Pienaar encouraged by Dolly

Both Pienaar and Dolly are from the township of Westbury in Johannesburg which often attracts negative headlines. 

Yet they have both provided inspiring tales of rising from there to play in Europe, with Dolly currently at French club HSC Montpellier while Pienaar spent 16 years on the same continent.

“We talk via phone, via twitter as well and I send him messages at times encouraging him to keep going,” says Pienaar.

“I am happy for him and he has told me that he wants to take the same path that I took. He is going in the right direction and might even go beyond me. He needs the support behind him to make it. I have a strong mom who was always supportive of me and Keagan has a strong father supporting him. I don’t think his father will accept it for him to be coming back after two years and that is good. When I speak to him [Dolly] it is more as friends. We don’t talk as in ‘I am Steven and you are young’.

“We talk as normal in such a way that when he has something to tell me we talk.
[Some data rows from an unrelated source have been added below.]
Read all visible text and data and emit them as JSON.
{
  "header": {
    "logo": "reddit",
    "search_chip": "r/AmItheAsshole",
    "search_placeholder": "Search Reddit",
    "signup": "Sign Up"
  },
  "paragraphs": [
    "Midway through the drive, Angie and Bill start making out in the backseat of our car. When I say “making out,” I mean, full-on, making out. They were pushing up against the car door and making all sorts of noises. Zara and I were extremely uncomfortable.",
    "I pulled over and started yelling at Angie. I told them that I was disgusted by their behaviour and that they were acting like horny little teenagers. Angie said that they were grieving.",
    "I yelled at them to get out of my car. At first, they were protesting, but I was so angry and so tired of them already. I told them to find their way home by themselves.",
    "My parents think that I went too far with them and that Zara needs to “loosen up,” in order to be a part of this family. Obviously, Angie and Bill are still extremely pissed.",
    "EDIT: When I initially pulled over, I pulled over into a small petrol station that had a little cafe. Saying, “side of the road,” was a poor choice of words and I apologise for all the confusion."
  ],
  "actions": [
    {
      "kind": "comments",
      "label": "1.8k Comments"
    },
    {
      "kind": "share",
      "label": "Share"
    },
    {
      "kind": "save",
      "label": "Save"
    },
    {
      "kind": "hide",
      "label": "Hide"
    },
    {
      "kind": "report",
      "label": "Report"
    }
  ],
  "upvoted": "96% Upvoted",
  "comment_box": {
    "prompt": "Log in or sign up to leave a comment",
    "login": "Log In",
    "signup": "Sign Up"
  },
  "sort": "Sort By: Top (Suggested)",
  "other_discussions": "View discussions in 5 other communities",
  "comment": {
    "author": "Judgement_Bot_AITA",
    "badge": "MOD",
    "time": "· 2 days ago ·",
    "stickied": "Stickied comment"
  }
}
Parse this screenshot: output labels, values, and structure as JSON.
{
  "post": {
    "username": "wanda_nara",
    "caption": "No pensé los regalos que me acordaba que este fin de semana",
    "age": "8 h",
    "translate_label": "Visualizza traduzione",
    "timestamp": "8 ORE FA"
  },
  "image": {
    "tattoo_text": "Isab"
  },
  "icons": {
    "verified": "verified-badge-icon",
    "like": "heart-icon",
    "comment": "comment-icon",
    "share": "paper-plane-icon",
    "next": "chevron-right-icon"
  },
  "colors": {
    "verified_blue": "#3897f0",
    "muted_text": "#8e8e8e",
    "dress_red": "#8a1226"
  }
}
We are boys from the same neighbourhood and when I give my advice it is up to him to listen, though so far he has taken all the advice and I am happy,” he reveals.

The veteran midfielder adds that the reason why South African players don’t last the distance in Europe is down to being spoilt and wanting to enjoy the comforts of being ‘the man’ at home.

“My colleagues that side [Europe] always asked me about why South Africans like going home. I always told them that we are spoilt and want to enjoy the good life in South Africa. We have a beautiful country and if you get a good earning in South Africa you can live a comfortable life, though it is not going to last forever. So that is the problem with our players, they are too spoilt so much that they don’t want to go out and go through that pain and suffering. When you finish training you want to hang around your friends and be ‘the man’. So I think that is the main problem and also you need the support behind that will tell you that ‘hey, you are doing a wrong thing’.

“The guys from Ghana used to tell me that when I go back to my village, life is hard and I have to walk two miles to get water. That is why they are so hungry to succeed. With us we stay in the township and you can get water for free and that is the small example of the mind-set that I am talking about. When I went [to Europe] the first time I was with boys from Ghana and they said to me there is no chance I am going back home because I don’t want to go and live in the village and I said to myself ‘whoa, I thought I had it tough’. I told myself I will have to switch my mind-set and be like them and just push myself. Then with my mom behind me it became easier,” explains Pienaar.